GIVEN DATA below:
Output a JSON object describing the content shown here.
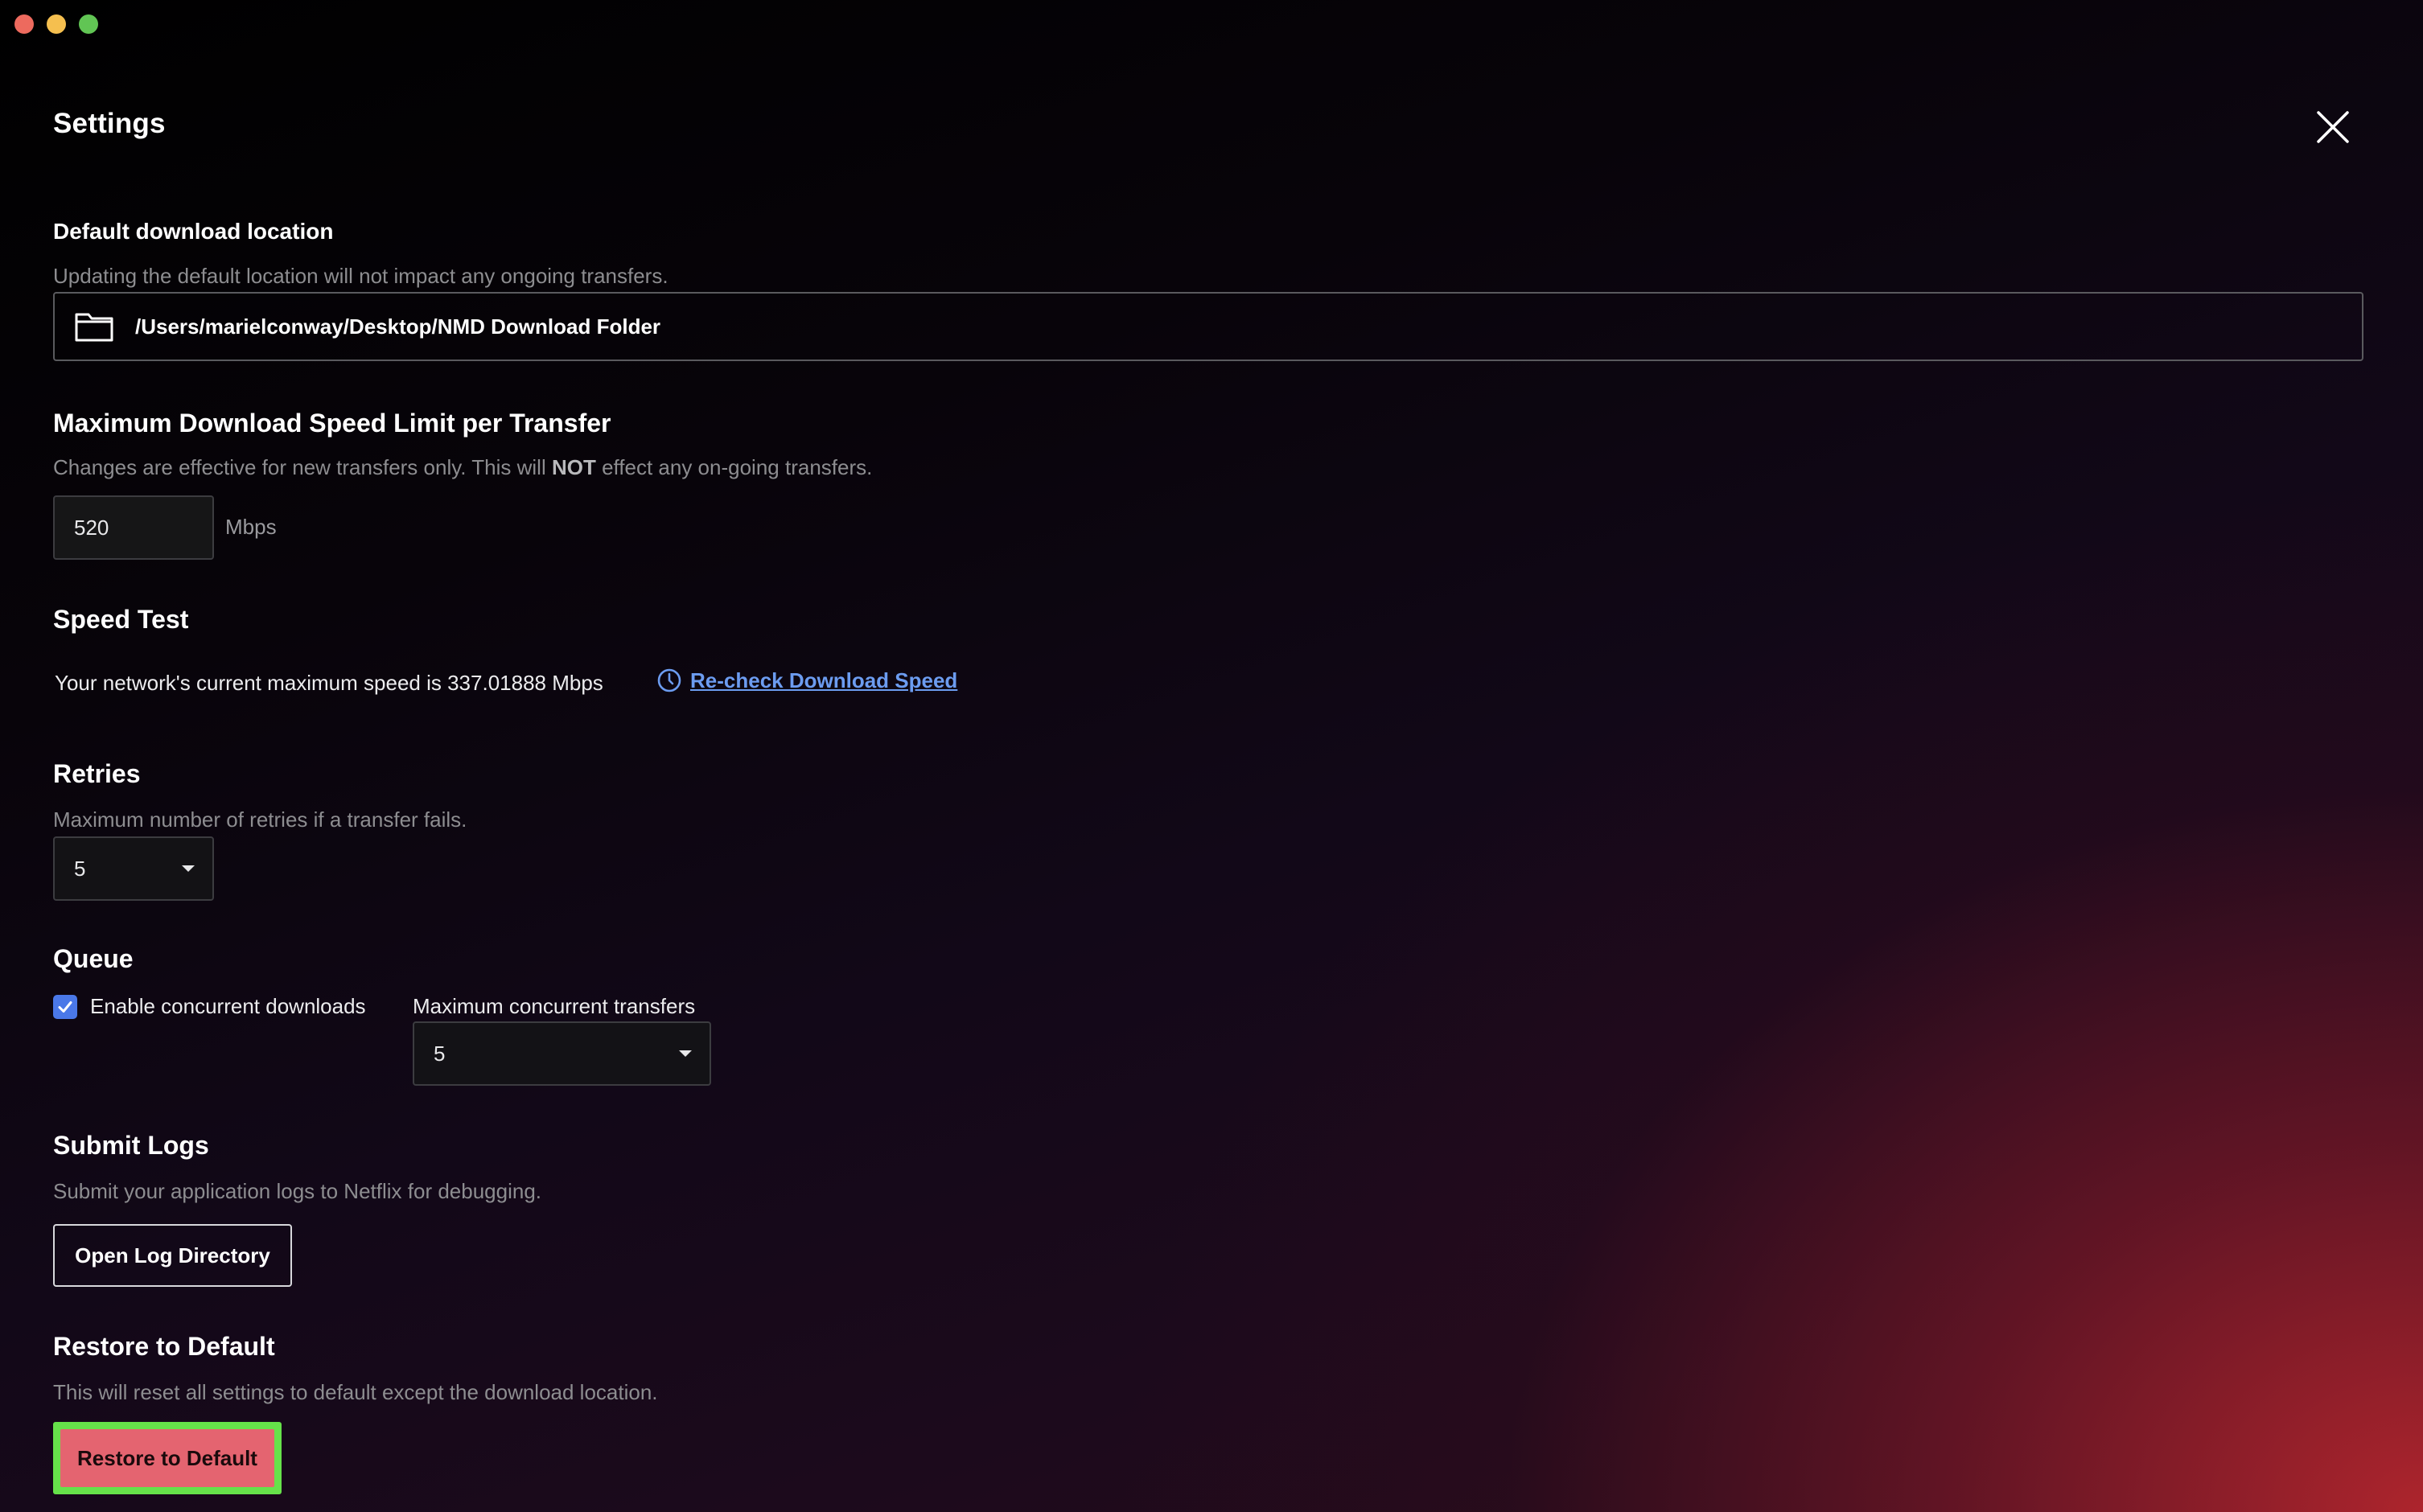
{
  "window": {
    "controls": [
      "close",
      "minimize",
      "zoom"
    ]
  },
  "header": {
    "title": "Settings",
    "close_icon": "close-icon"
  },
  "download_location": {
    "title": "Default download location",
    "description": "Updating the default location will not impact any ongoing transfers.",
    "icon": "folder-icon",
    "path": "/Users/marielconway/Desktop/NMD Download Folder"
  },
  "speed_limit": {
    "title": "Maximum Download Speed Limit per Transfer",
    "description_before": "Changes are effective for new transfers only. This will ",
    "description_bold": "NOT",
    "description_after": " effect any on-going transfers.",
    "value": "520",
    "unit": "Mbps"
  },
  "speed_test": {
    "title": "Speed Test",
    "result_text": "Your network's current maximum speed is 337.01888 Mbps",
    "icon": "clock-icon",
    "link_label": "Re-check Download Speed",
    "link_color": "#6c9cf0"
  },
  "retries": {
    "title": "Retries",
    "description": "Maximum number of retries if a transfer fails.",
    "selected": "5"
  },
  "queue": {
    "title": "Queue",
    "checkbox_label": "Enable concurrent downloads",
    "checkbox_checked": true,
    "checkbox_color": "#4a78e8",
    "concurrent_label": "Maximum concurrent transfers",
    "concurrent_selected": "5"
  },
  "logs": {
    "title": "Submit Logs",
    "description": "Submit your application logs to Netflix for debugging.",
    "button_label": "Open Log Directory"
  },
  "restore": {
    "title": "Restore to Default",
    "description": "This will reset all settings to default except the download location.",
    "button_label": "Restore to Default",
    "button_color": "#e46470",
    "highlight_color": "#66e24a"
  }
}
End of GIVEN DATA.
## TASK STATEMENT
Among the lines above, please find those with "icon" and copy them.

## EXERCISE SOLUTION
    "close_icon": "close-icon"
    "icon": "folder-icon",
    "icon": "clock-icon",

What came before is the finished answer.